Holzman was born in 1907 in Sambir, Galicia. He immigrated to Mandate Palestine from Vienna, Austria in 1922, settled in Tel Aviv, and began working as a house painter with his father.
In 1926, Holzman began private studies under Yitzhak Frenkel at the studio of painting arts of the Histadrut School where he also worked with Mordechai Levanon, Ziona Tajar, Avigdor Stematsky, Yehezkel Streichman, Moshe Castel, and Arie Aroch.
In 1929, he made his first of several influential visits to Paris, France. There, he studied at the Académie de la Grande Chaumière and exhibited frequently. He was deeply influenced by Matisse, and his colour palette.
Holzman was a founding member of the Artists’ Quarter in Safed, represented Israel at the 1959 Venice Biennale, and participated in a group exhibition of Israeli artists at the opening of the Tel Aviv Museum of Art in 1932.

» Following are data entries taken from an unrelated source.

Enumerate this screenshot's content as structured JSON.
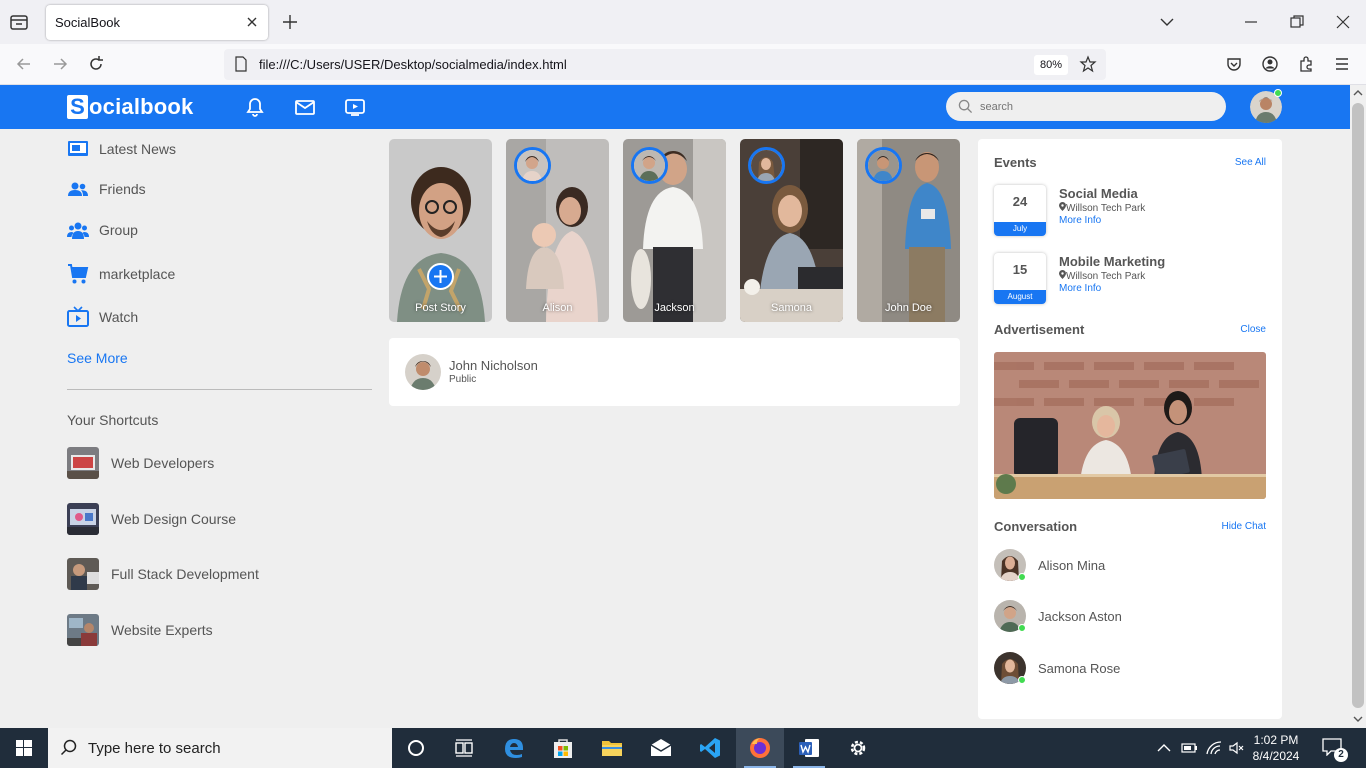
{
  "browser": {
    "tab_title": "SocialBook",
    "url": "file:///C:/Users/USER/Desktop/socialmedia/index.html",
    "zoom": "80%"
  },
  "site": {
    "logo_letter": "S",
    "logo_rest": "ocialbook",
    "search_placeholder": "search",
    "brand_color": "#1876f2"
  },
  "sidebar": {
    "items": [
      {
        "label": "Latest News",
        "icon": "news-icon"
      },
      {
        "label": "Friends",
        "icon": "friends-icon"
      },
      {
        "label": "Group",
        "icon": "group-icon"
      },
      {
        "label": "marketplace",
        "icon": "cart-icon"
      },
      {
        "label": "Watch",
        "icon": "tv-icon"
      }
    ],
    "see_more": "See More",
    "shortcuts_title": "Your Shortcuts",
    "shortcuts": [
      {
        "label": "Web Developers"
      },
      {
        "label": "Web Design Course"
      },
      {
        "label": "Full Stack Development"
      },
      {
        "label": "Website Experts"
      }
    ]
  },
  "stories": [
    {
      "name": "Post Story"
    },
    {
      "name": "Alison"
    },
    {
      "name": "Jackson"
    },
    {
      "name": "Samona"
    },
    {
      "name": "John Doe"
    }
  ],
  "post_box": {
    "name": "John Nicholson",
    "visibility": "Public"
  },
  "events": {
    "title": "Events",
    "see_all": "See All",
    "items": [
      {
        "day": "24",
        "month": "July",
        "title": "Social Media",
        "location": "Willson Tech Park",
        "more": "More Info"
      },
      {
        "day": "15",
        "month": "August",
        "title": "Mobile Marketing",
        "location": "Willson Tech Park",
        "more": "More Info"
      }
    ]
  },
  "advertisement": {
    "title": "Advertisement",
    "close": "Close"
  },
  "conversation": {
    "title": "Conversation",
    "hide": "Hide Chat",
    "contacts": [
      {
        "name": "Alison Mina"
      },
      {
        "name": "Jackson Aston"
      },
      {
        "name": "Samona Rose"
      }
    ]
  },
  "taskbar": {
    "search_text": "Type here to search",
    "time": "1:02 PM",
    "date": "8/4/2024",
    "notification_count": "2"
  }
}
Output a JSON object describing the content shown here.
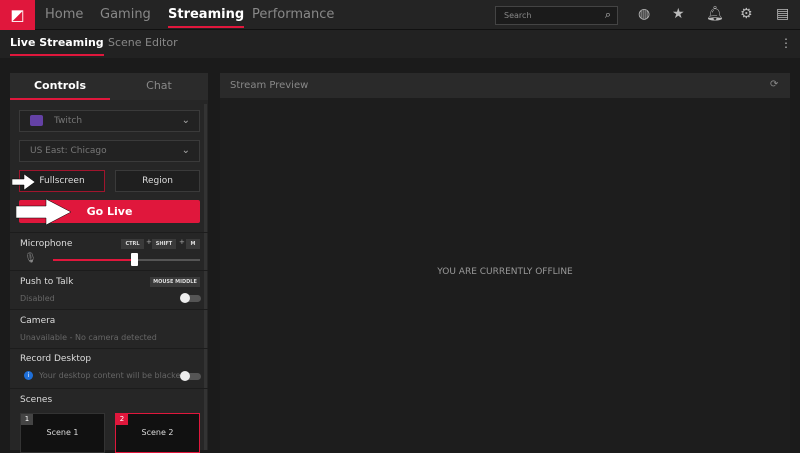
{
  "topnav": {
    "items": [
      "Home",
      "Gaming",
      "Streaming",
      "Performance"
    ],
    "active": "Streaming",
    "search_placeholder": "Search"
  },
  "subnav": {
    "items": [
      "Live Streaming",
      "Scene Editor"
    ],
    "active": "Live Streaming"
  },
  "panel": {
    "tabs": [
      "Controls",
      "Chat"
    ],
    "platform": "Twitch",
    "server": "US East: Chicago",
    "capture_modes": [
      "Fullscreen",
      "Region"
    ],
    "go_live": "Go Live",
    "microphone": {
      "label": "Microphone",
      "hotkeys": [
        "CTRL",
        "SHIFT",
        "M"
      ],
      "separator": "+",
      "volume_percent": 55
    },
    "push_to_talk": {
      "label": "Push to Talk",
      "hotkey": "MOUSE MIDDLE",
      "status": "Disabled"
    },
    "camera": {
      "label": "Camera",
      "status": "Unavailable - No camera detected"
    },
    "record_desktop": {
      "label": "Record Desktop",
      "info": "Your desktop content will be blacked..."
    },
    "scenes": {
      "label": "Scenes",
      "items": [
        {
          "num": "1",
          "name": "Scene 1"
        },
        {
          "num": "2",
          "name": "Scene 2"
        }
      ]
    }
  },
  "preview": {
    "title": "Stream Preview",
    "status": "YOU ARE CURRENTLY OFFLINE"
  },
  "colors": {
    "accent": "#e0173c"
  }
}
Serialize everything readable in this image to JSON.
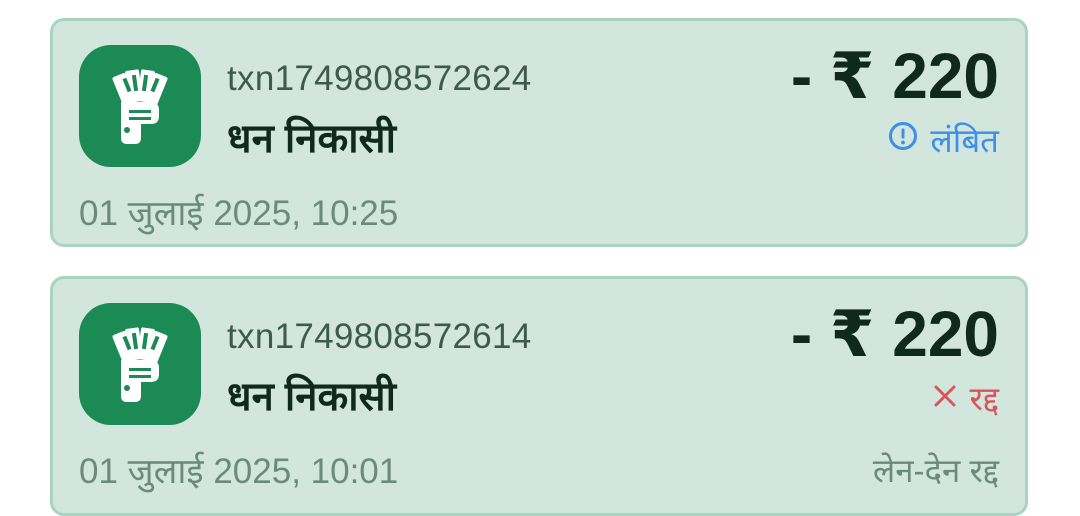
{
  "transactions": [
    {
      "icon": "cash-withdrawal-icon",
      "id": "txn1749808572624",
      "type": "धन निकासी",
      "amount": "- ₹ 220",
      "status_icon": "info-circle-icon",
      "status": "लंबित",
      "date": "01 जुलाई 2025, 10:25",
      "note": ""
    },
    {
      "icon": "cash-withdrawal-icon",
      "id": "txn1749808572614",
      "type": "धन निकासी",
      "amount": "- ₹ 220",
      "status_icon": "close-icon",
      "status": "रद्द",
      "date": "01 जुलाई 2025, 10:01",
      "note": "लेन-देन रद्द"
    }
  ],
  "colors": {
    "card_bg": "#d2e6de",
    "card_border": "#a9d3c2",
    "icon_bg": "#1b8a55",
    "pending": "#3d8fe8",
    "cancelled": "#d9545b"
  }
}
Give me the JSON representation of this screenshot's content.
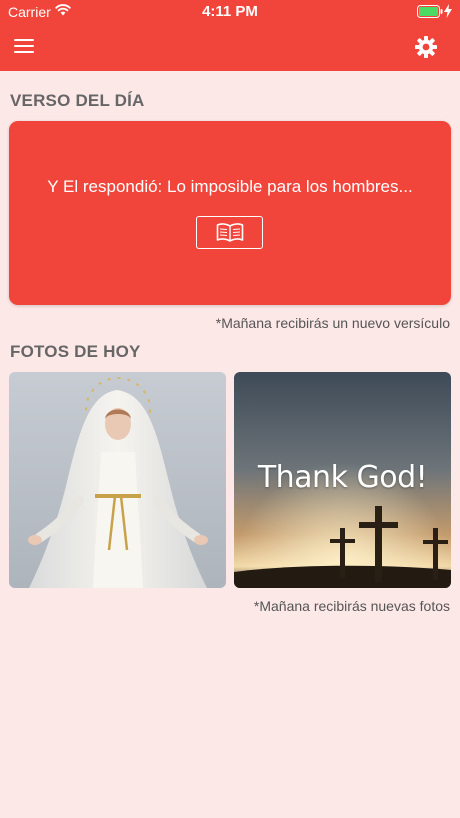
{
  "status_bar": {
    "carrier": "Carrier",
    "time": "4:11 PM"
  },
  "header": {
    "menu_icon": "hamburger-menu-icon",
    "settings_icon": "gear-icon",
    "color": "#f1453b"
  },
  "verse_section": {
    "title": "VERSO DEL DÍA",
    "verse_text": "Y El respondió: Lo imposible para los hombres...",
    "read_icon": "open-book-icon",
    "note": "*Mañana recibirás un nuevo versículo"
  },
  "photos_section": {
    "title": "FOTOS DE HOY",
    "photos": [
      {
        "subject": "virgin-mary-statue"
      },
      {
        "subject": "three-crosses-sunset",
        "caption": "Thank God!"
      }
    ],
    "note": "*Mañana recibirás nuevas fotos"
  },
  "colors": {
    "accent": "#f1453b",
    "background": "#fde8e8"
  }
}
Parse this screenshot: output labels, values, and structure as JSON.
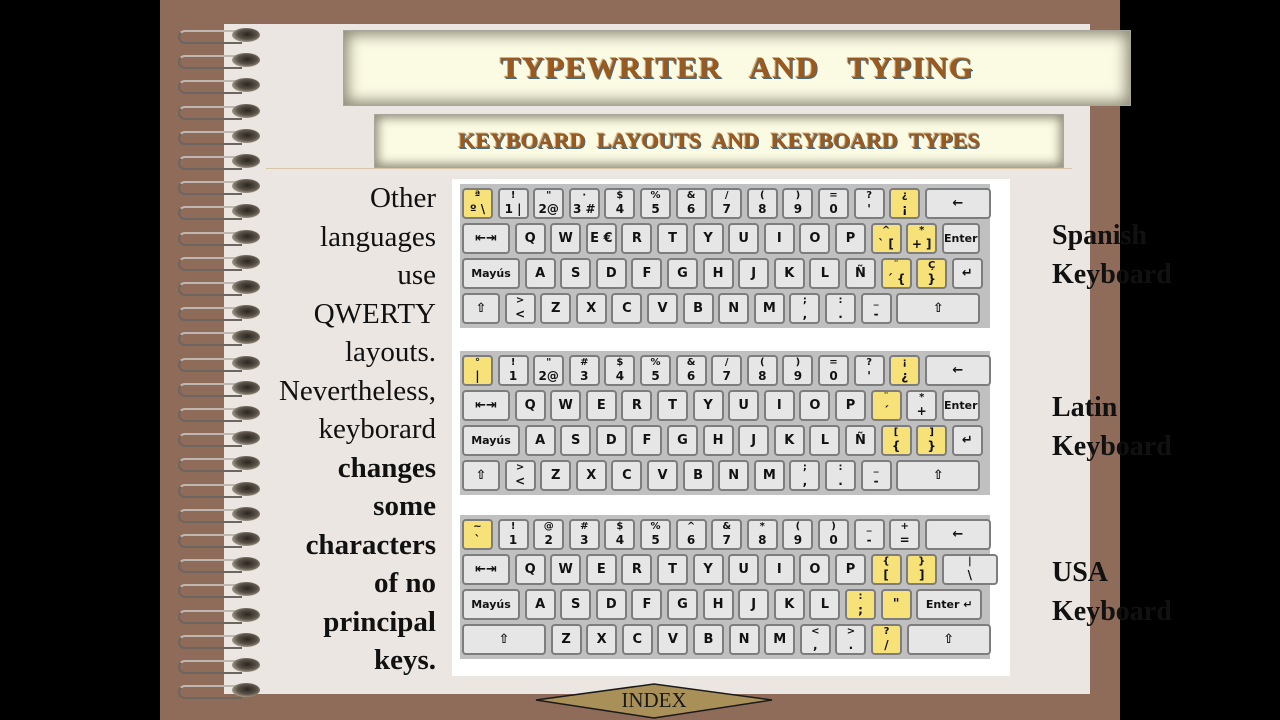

Holzman is considered a modern master of the watercolour medium,
In 1937, he was the first recipient of the Dizengoff Prize, Israel’s highest honour for contributions to the Arts.
Holzman won the Haifa Municipality Prize in 1948 and was awarded the Dizengoff Prize a second time in 1959.
Holzman’s orientalist-inspired works depicting Israeli land and seascapes and Bedouin, Arab, and Jewish life are highlights of mid-twentieth century Israeli painting.
He died in Tel Aviv in 1986.